States and counties are finding it hard to keep jails and prisons open as the virus ravages both prisoners and staff members.

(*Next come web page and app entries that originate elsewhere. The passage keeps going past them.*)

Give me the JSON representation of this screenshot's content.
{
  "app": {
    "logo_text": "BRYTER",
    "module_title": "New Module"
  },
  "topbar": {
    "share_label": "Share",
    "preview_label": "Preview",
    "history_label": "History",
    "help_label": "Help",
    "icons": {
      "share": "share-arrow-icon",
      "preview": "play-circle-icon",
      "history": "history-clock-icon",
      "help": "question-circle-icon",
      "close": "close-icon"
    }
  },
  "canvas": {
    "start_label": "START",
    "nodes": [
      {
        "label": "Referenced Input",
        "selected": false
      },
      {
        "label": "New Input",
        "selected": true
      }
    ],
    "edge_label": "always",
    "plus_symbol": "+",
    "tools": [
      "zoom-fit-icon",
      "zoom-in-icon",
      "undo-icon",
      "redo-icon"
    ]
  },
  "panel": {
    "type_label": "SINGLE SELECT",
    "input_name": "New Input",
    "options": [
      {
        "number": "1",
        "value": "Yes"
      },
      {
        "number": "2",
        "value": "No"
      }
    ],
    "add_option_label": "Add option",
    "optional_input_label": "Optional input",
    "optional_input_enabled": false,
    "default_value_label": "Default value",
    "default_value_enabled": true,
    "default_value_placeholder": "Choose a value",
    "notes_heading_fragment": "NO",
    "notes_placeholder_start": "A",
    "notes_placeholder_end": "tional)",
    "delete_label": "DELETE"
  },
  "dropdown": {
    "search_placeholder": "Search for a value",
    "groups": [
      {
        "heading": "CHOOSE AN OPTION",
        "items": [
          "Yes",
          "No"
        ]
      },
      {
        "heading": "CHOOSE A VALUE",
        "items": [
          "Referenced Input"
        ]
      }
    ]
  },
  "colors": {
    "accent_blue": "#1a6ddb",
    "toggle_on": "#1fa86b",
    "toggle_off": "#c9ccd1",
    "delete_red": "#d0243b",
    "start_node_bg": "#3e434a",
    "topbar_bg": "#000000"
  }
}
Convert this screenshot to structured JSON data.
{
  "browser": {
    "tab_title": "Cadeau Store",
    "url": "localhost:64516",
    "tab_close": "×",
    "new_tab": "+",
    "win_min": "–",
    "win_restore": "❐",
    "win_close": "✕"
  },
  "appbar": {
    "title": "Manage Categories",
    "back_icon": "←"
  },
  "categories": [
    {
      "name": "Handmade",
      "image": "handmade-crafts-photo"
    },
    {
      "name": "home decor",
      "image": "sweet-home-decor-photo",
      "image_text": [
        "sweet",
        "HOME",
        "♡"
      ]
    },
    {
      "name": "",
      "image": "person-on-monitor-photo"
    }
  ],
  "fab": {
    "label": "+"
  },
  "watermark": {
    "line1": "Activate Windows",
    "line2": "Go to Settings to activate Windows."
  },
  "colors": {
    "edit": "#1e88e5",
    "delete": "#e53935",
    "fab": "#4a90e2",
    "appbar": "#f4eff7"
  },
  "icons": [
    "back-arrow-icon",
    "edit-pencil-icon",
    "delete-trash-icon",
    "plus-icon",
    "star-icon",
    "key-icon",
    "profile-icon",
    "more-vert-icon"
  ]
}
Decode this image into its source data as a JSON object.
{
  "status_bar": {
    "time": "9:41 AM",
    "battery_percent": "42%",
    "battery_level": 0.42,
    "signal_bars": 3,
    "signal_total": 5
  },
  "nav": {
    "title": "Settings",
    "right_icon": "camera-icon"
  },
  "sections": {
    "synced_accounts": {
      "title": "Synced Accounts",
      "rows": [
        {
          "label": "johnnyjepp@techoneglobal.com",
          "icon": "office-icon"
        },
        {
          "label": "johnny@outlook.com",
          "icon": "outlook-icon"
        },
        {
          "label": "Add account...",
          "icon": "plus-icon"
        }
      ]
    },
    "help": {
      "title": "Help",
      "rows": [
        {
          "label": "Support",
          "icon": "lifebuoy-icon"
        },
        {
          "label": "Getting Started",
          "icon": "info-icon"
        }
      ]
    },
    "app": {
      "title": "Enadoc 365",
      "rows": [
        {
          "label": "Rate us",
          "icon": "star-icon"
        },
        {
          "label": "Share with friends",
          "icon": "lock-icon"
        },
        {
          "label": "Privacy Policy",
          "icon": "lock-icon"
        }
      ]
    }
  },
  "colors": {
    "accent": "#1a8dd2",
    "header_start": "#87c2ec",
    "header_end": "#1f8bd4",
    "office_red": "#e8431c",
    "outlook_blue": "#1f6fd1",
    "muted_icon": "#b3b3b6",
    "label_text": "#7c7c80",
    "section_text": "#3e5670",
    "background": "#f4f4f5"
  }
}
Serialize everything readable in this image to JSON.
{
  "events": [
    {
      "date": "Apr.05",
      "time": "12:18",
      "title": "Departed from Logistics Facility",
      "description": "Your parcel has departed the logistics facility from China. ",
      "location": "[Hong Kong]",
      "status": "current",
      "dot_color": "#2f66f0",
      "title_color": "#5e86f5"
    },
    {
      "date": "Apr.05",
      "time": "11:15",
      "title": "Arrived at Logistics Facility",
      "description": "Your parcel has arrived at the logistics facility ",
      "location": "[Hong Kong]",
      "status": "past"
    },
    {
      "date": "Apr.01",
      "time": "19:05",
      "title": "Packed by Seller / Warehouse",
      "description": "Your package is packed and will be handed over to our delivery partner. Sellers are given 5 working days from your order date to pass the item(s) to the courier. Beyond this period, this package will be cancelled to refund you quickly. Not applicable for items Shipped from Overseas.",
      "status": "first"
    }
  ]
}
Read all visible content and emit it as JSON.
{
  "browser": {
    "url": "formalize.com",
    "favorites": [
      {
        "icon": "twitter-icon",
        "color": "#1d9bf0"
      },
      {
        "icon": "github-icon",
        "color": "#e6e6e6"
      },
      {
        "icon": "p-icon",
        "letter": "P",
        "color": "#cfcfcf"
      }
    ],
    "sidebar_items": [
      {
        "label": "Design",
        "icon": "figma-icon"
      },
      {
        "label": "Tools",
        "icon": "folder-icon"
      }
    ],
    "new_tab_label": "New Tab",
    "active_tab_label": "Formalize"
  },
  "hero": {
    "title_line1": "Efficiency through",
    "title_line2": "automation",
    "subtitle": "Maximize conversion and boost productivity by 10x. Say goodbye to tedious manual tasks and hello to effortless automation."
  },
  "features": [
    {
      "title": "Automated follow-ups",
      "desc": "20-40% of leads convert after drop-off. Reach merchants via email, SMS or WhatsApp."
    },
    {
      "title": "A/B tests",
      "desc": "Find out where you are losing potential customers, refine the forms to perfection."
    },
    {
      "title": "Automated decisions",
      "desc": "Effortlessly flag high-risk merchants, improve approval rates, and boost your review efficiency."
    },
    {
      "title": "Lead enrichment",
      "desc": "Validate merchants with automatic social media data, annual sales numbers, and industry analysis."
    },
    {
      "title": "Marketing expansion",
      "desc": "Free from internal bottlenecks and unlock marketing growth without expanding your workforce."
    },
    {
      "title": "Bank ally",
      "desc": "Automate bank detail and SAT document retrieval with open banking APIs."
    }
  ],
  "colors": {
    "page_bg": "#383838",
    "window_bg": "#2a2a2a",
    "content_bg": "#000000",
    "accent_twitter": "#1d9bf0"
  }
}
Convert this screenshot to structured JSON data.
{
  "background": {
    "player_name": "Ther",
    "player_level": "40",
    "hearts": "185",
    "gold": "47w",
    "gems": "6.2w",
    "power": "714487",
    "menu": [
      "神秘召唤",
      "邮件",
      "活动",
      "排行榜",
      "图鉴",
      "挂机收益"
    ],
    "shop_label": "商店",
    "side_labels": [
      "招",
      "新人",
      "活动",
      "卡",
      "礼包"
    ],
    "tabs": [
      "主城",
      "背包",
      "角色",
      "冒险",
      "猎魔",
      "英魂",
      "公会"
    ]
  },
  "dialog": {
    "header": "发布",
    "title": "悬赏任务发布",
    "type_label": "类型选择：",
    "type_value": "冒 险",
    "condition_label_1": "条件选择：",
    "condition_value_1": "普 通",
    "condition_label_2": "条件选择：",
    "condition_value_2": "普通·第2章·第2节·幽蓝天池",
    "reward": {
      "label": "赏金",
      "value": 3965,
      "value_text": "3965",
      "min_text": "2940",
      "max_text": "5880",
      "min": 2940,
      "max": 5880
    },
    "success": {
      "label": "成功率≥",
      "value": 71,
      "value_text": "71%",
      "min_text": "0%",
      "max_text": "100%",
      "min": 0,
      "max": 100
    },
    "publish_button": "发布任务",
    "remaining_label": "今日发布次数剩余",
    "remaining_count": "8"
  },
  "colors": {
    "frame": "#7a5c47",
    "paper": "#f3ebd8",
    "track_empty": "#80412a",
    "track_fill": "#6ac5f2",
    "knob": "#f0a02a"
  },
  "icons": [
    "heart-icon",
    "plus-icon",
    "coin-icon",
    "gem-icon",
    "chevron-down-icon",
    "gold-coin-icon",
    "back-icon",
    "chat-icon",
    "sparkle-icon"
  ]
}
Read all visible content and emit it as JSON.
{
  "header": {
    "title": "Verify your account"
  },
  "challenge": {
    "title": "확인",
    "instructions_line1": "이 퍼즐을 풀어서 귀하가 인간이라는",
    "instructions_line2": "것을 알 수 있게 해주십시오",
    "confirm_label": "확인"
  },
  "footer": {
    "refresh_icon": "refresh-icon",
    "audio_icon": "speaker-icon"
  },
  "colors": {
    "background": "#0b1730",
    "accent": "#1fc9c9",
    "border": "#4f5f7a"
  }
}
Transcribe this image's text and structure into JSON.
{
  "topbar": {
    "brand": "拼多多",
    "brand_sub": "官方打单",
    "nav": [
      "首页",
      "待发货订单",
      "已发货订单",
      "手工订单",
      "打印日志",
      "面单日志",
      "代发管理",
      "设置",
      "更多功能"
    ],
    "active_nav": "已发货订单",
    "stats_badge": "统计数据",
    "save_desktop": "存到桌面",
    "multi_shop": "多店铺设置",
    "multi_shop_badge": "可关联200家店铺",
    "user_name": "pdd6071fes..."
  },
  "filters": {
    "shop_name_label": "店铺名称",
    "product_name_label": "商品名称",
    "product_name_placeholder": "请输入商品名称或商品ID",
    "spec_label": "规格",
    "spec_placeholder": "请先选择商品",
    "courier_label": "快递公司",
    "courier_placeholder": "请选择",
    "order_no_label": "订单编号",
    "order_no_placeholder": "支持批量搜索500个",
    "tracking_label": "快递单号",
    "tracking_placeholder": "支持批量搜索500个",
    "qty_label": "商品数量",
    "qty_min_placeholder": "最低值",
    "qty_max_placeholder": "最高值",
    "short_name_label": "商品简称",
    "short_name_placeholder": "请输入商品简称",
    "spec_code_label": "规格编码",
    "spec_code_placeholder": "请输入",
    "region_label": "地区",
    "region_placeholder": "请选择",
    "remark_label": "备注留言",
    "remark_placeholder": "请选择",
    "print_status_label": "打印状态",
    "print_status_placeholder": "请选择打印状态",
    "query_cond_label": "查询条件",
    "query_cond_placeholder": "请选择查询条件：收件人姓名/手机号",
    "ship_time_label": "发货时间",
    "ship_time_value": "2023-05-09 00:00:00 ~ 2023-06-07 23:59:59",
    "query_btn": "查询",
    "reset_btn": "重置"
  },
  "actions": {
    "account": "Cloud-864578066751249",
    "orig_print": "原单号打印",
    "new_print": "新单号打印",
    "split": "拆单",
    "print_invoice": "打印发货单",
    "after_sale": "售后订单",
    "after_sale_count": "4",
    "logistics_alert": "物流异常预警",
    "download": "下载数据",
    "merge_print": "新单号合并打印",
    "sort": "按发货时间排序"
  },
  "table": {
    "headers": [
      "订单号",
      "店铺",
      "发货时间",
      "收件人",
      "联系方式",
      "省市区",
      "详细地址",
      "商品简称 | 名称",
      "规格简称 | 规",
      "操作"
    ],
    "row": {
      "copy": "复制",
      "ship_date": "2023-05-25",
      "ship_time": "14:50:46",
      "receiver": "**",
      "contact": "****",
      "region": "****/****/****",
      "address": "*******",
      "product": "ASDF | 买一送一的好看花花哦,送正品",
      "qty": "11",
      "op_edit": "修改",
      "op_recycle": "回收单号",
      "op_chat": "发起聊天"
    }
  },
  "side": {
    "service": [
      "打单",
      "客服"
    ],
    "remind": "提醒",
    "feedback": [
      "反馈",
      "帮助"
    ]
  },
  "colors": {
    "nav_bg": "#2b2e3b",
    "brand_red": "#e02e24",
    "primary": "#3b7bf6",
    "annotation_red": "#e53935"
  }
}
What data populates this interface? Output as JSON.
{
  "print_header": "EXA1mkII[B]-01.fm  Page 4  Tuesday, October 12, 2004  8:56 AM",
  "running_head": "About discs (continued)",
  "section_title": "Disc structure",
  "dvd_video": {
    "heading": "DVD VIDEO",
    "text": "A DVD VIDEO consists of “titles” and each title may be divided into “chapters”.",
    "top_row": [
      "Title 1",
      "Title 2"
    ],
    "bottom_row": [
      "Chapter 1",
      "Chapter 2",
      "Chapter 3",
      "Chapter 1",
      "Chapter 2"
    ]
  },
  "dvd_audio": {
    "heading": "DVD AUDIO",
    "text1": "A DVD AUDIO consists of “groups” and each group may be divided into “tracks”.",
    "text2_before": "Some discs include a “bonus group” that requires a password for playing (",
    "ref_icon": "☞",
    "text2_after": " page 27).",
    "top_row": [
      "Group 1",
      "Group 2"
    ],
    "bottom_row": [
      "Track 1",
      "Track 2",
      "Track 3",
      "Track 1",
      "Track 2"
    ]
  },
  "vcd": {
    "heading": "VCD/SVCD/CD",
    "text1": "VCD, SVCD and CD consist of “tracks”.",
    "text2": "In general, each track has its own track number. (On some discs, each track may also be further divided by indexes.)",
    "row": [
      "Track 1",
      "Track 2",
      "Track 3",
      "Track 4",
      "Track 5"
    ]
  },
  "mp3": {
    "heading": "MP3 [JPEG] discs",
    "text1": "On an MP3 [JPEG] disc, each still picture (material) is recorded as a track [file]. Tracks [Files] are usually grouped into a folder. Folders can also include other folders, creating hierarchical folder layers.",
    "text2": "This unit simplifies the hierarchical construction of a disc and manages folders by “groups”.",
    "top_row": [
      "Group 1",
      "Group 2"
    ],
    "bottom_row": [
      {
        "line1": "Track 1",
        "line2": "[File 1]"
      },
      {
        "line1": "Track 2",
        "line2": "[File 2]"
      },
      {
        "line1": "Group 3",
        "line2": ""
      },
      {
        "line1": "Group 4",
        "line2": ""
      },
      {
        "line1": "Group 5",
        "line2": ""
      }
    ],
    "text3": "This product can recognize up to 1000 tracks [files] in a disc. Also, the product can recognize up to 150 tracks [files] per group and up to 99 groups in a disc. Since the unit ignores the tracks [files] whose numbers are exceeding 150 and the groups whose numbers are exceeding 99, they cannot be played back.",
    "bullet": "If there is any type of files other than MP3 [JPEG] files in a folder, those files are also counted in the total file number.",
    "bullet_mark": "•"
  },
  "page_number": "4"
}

But transferring inmates can spur new outbreaks.
Battered by a wave of coronavirus infections and deaths, local jails and state prison systems around the United States have resorted to a drastic strategy to keep the virus at bay: Shutting down completely and transferring their inmates elsewhere.
From California to Missouri to Pennsylvania, state and local officials say that so many guards have fallen ill with the virus and are unable to work that abruptly closing some correctional facilities is the only way to maintain community security and prisoner safety.
Experts say the fallout is easy to predict: The jails and prisons that stay open will probably become even more crowded, unsanitary and disease-ridden, and the transfers are likely to help the virus proliferate both inside and outside the walls.